Those of you who have been following this blog for a while know about my interest in the Shakers, a religious group that worshiped a godhead with male and female aspects, and practiced celibacy and communal living while awaiting the End Times. This last weekend, I was on a trip visiting some buildings that were once part of the Shaker village in Tyringham, Massachusetts.
The Shakers founded about twenty communities, of which only one survives. Tyringham was one of their smallest communities, barely reaching 100 people at its height. After 1850, the Shakers went into a decline, and began closing villages and selling them. Tyringham was the first to go, in 1875.
There are a lot fewer Shaker buildings than there once were. As they declined in numbers, the Shakers began pulling down buildings as they ceased to need them, to reduce their property taxes. Once they closed a community and sold it, the people who took over altered or demolished the buildings as they saw fit. And not a few perished in fires or by simple neglect. So there aren’t that many Shaker buildings left.
Some Shaker buildings are part of museums and are open to the public on a regular basis. Others are in government or private hands, and Shaker scholars and fans can visit them only when the owners are willing to receive visitors. So there’s a certain prestige in Shaker circles to be able to say you had the chance to visit a building that has rarely been opened to visitors.
My own favorite such experience was my first trip to the former Shaker village of Shirley, Massachusetts. To visit, I had to reserve a place in one of the trips organized by the Shirley Historical Society. On the day of the trip, we were picked up at the Historical Society by a prison van! You see, these Shaker buildings were on the grounds of a maximum security state prison, and prison officials did not want a bunch of antiquarians running loose on the grounds.
Anyhow, back to Tyringham. All of the surviving buildings are in private hands. So it was fortunate that the owners of two buildings both agreed to let the Boston Area Shaker Study Group visit on the same day. Indeed, they were enthusiastic hosts, and let us wander freely around both buildings and their grounds.
Prior to the Civil War, the Shakers conducted a major trade in seeds. Indeed, they were the first to package seeds in envelopes and sell them. Tyringham was one of the villages with a large business in seeds, so they had a large Seed House to store and prepare the seeds for sale. This Seed House would be even larger, but it was moved off its original foundation and downhill to a new site, losing a floor in the process. Later, in the 1950s to 1980s, the building was the residence of Jean Brown, who amassed one of the largest collections of Fluxus and Mail Art in the world, which was of particular interest to E.J. So we both had things to talk about with the current owners.

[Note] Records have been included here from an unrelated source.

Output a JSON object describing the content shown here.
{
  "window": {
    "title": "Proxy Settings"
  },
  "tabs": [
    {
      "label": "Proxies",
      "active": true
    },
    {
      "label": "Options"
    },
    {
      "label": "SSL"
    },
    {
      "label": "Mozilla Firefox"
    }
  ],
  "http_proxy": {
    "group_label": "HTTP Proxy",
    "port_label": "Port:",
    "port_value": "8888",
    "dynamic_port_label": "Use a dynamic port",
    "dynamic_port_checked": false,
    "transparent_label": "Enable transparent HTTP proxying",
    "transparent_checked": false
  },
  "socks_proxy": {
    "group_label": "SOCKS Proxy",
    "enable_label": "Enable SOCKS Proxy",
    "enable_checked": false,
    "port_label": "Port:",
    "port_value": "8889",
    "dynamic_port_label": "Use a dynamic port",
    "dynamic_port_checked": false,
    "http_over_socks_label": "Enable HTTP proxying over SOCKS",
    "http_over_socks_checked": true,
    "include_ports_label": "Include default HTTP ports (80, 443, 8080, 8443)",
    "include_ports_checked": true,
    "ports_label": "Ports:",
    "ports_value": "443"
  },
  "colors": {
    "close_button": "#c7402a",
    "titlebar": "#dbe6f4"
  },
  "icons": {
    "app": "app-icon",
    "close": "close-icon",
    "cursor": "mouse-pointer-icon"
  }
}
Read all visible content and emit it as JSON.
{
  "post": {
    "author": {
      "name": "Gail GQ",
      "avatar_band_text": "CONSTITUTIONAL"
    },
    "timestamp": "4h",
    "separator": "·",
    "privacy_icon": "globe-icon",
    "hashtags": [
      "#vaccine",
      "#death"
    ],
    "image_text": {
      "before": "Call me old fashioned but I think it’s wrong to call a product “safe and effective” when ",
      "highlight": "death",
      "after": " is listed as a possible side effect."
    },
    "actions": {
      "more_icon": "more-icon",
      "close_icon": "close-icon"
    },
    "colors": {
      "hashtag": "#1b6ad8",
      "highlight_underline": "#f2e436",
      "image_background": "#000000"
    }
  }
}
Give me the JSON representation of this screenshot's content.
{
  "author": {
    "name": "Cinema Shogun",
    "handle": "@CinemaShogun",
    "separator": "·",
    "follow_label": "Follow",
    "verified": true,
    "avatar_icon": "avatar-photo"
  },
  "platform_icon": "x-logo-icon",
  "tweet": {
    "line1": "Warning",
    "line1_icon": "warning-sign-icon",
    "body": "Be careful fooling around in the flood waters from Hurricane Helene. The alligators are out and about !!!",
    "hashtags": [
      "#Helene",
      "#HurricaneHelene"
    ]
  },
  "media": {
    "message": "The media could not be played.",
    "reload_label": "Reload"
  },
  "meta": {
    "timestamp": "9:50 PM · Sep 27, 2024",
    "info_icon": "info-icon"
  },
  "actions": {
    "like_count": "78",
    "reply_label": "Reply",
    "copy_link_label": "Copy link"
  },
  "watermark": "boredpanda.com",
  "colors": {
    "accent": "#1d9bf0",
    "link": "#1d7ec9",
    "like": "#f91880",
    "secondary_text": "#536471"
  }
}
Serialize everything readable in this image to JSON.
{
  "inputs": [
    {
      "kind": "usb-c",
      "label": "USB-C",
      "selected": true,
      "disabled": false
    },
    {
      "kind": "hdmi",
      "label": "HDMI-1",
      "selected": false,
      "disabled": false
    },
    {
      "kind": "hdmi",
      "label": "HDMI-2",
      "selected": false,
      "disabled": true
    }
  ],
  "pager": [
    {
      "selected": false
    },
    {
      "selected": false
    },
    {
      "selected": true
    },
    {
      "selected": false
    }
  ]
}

One of the most important buildings in every Shaker village was the meetinghouse, where the Shakers in their heyday conducted a worship service open to the public every Sunday. It was there that the Shakers engaged in their famous group dances, in which the male and female Shakers would dance together in intricate patterns, without coming into contact with each other. Like the Seed House, the Tyringham meetinghouse has also been moved from its original site. The current owners of the building are proud enough of its Shaker heritage; indeed, their daughter has written a novel set among the Tyringham Shakers during the period of intense spiritualist activity of the late 1830s and 1840s.
Besides seeing Shaker buildings, we also had dinner and ice cream with an old friend of mine from graduate school whom I hadn’t seen for some time. And on our way home, we spotted a doe and her fawn together on the grassy strip between the highway and the woods. Combine that with perfect weather, warm and dry, and it was a good day’s trip!